## TASK TO CARRY OUT
Print each line of the material again, keeping everything exact.
==============================
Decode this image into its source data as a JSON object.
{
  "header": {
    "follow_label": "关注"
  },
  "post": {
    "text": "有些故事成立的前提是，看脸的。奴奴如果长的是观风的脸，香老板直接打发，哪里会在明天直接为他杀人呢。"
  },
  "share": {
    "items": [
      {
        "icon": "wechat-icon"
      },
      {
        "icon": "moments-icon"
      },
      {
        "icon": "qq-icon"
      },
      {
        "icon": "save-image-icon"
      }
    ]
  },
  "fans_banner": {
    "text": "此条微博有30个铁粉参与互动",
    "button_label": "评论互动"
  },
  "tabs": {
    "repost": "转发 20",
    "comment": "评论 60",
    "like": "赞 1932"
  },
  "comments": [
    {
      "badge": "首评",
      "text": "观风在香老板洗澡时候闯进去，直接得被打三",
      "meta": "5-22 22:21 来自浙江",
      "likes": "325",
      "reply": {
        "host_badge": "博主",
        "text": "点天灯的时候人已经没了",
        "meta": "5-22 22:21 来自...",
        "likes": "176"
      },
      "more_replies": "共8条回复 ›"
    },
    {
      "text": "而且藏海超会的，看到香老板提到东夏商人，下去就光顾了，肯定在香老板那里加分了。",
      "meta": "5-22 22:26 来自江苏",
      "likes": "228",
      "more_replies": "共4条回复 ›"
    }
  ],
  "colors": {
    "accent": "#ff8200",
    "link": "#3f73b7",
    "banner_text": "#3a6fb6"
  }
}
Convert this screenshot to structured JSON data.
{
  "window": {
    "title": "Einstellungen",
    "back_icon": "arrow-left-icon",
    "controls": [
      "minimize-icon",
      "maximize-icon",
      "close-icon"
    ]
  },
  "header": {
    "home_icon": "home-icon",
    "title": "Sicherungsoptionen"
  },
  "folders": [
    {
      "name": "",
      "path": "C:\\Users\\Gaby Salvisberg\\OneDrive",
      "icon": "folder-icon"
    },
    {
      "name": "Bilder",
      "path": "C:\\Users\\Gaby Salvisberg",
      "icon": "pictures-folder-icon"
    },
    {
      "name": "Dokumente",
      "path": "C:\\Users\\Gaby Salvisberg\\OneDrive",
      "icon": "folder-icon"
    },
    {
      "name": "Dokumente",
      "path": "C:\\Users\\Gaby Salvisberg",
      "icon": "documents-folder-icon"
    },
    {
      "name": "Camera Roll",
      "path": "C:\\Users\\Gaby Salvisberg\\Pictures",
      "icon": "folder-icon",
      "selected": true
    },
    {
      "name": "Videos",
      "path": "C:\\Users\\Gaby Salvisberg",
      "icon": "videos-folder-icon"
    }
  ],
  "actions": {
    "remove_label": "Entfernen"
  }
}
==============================
## SOLUTION FOR THIS EXERCISE
Decode this image into its source data as a JSON object.
{
  "header": {
    "follow_label": "关注"
  },
  "post": {
    "text": "有些故事成立的前提是，看脸的。奴奴如果长的是观风的脸，香老板直接打发，哪里会在明天直接为他杀人呢。"
  },
  "share": {
    "items": [
      {
        "icon": "wechat-icon"
      },
      {
        "icon": "moments-icon"
      },
      {
        "icon": "qq-icon"
      },
      {
        "icon": "save-image-icon"
      }
    ]
  },
  "fans_banner": {
    "text": "此条微博有30个铁粉参与互动",
    "button_label": "评论互动"
  },
  "tabs": {
    "repost": "转发 20",
    "comment": "评论 60",
    "like": "赞 1932"
  },
  "comments": [
    {
      "badge": "首评",
      "text": "观风在香老板洗澡时候闯进去，直接得被打三",
      "meta": "5-22 22:21 来自浙江",
      "likes": "325",
      "reply": {
        "host_badge": "博主",
        "text": "点天灯的时候人已经没了",
        "meta": "5-22 22:21 来自...",
        "likes": "176"
      },
      "more_replies": "共8条回复 ›"
    },
    {
      "text": "而且藏海超会的，看到香老板提到东夏商人，下去就光顾了，肯定在香老板那里加分了。",
      "meta": "5-22 22:26 来自江苏",
      "likes": "228",
      "more_replies": "共4条回复 ›"
    }
  ],
  "colors": {
    "accent": "#ff8200",
    "link": "#3f73b7",
    "banner_text": "#3a6fb6"
  }
}
Convert this screenshot to structured JSON data.
{
  "window": {
    "title": "Einstellungen",
    "back_icon": "arrow-left-icon",
    "controls": [
      "minimize-icon",
      "maximize-icon",
      "close-icon"
    ]
  },
  "header": {
    "home_icon": "home-icon",
    "title": "Sicherungsoptionen"
  },
  "folders": [
    {
      "name": "",
      "path": "C:\\Users\\Gaby Salvisberg\\OneDrive",
      "icon": "folder-icon"
    },
    {
      "name": "Bilder",
      "path": "C:\\Users\\Gaby Salvisberg",
      "icon": "pictures-folder-icon"
    },
    {
      "name": "Dokumente",
      "path": "C:\\Users\\Gaby Salvisberg\\OneDrive",
      "icon": "folder-icon"
    },
    {
      "name": "Dokumente",
      "path": "C:\\Users\\Gaby Salvisberg",
      "icon": "documents-folder-icon"
    },
    {
      "name": "Camera Roll",
      "path": "C:\\Users\\Gaby Salvisberg\\Pictures",
      "icon": "folder-icon",
      "selected": true
    },
    {
      "name": "Videos",
      "path": "C:\\Users\\Gaby Salvisberg",
      "icon": "videos-folder-icon"
    }
  ],
  "actions": {
    "remove_label": "Entfernen"
  }
}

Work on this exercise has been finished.